→ **Problem requirements**
In the data below, find every line with the word "icon" and copy it out.

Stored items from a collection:
——

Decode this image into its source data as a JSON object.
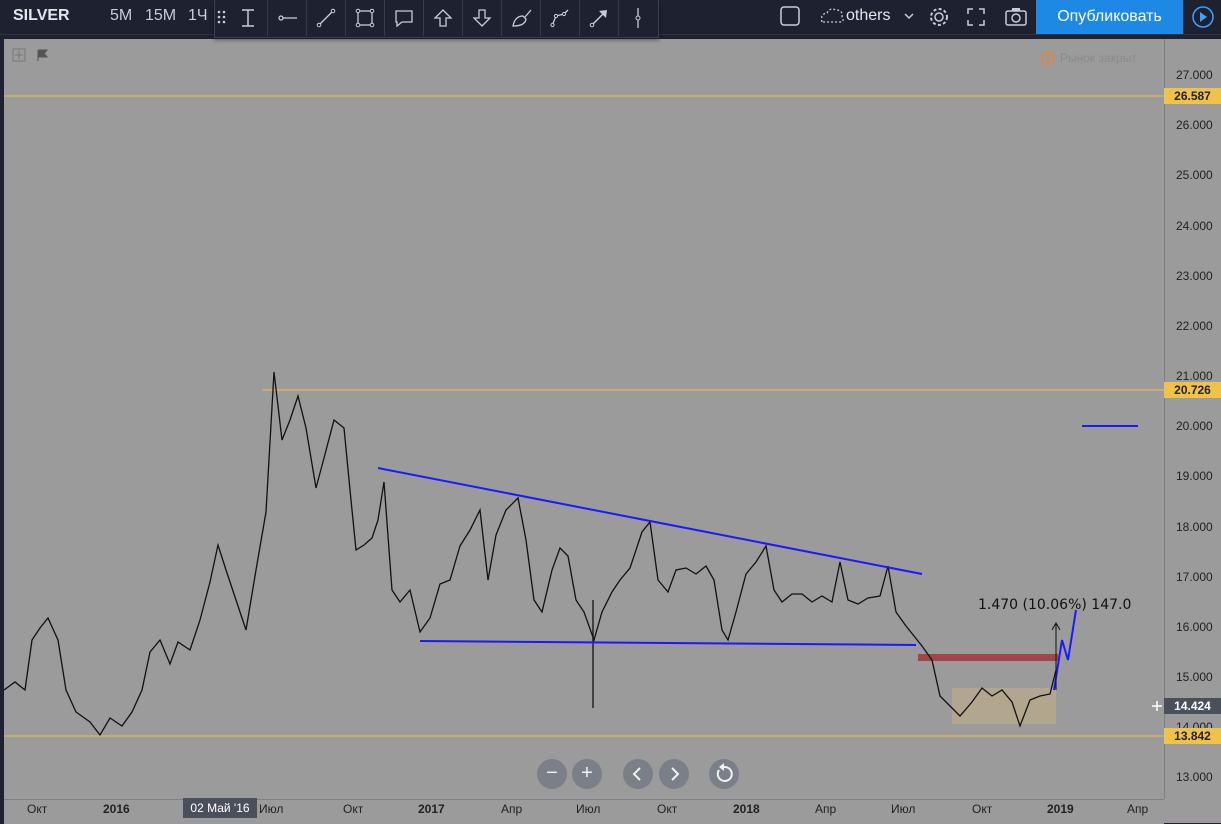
{
  "header": {
    "symbol": "SILVER",
    "timeframes": [
      "5M",
      "15M",
      "1Ч"
    ],
    "drawing_tools": [
      "cursor-tool-icon",
      "horizontal-ray-icon",
      "trend-line-icon",
      "rectangle-icon",
      "callout-icon",
      "arrow-up-icon",
      "arrow-down-icon",
      "brush-icon",
      "path-icon",
      "arrow-tool-icon",
      "vertical-line-icon"
    ],
    "layout_name": "others",
    "publish_label": "Опубликовать"
  },
  "chart": {
    "price_labels": [
      "27.000",
      "26.000",
      "25.000",
      "24.000",
      "23.000",
      "22.000",
      "21.000",
      "20.000",
      "19.000",
      "18.000",
      "17.000",
      "16.000",
      "15.000",
      "14.000",
      "13.000"
    ],
    "price_tags": {
      "level_high": "26.587",
      "level_mid": "20.726",
      "current": "14.424",
      "level_low": "13.842"
    },
    "time_labels": [
      "Окт",
      "2016",
      "Июл",
      "Окт",
      "2017",
      "Апр",
      "Июл",
      "Окт",
      "2018",
      "Апр",
      "Июл",
      "Окт",
      "2019",
      "Апр"
    ],
    "cursor_date": "02 Май '16",
    "measure_text": "1.470 (10.06%) 147.0",
    "warning_text": "Рынок закрыт",
    "colors": {
      "background": "#9b9b9b",
      "level_line": "#f0c24a",
      "trend_line": "#1a1aff",
      "candles": "#111111",
      "zone_red": "#a0464a",
      "zone_tan": "#b9a98a",
      "accent": "#1e88e5"
    }
  }
}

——

→ **Task solution**
      "cursor-tool-icon",
      "horizontal-ray-icon",
      "trend-line-icon",
      "rectangle-icon",
      "callout-icon",
      "arrow-up-icon",
      "arrow-down-icon",
      "brush-icon",
      "path-icon",
      "arrow-tool-icon",
      "vertical-line-icon"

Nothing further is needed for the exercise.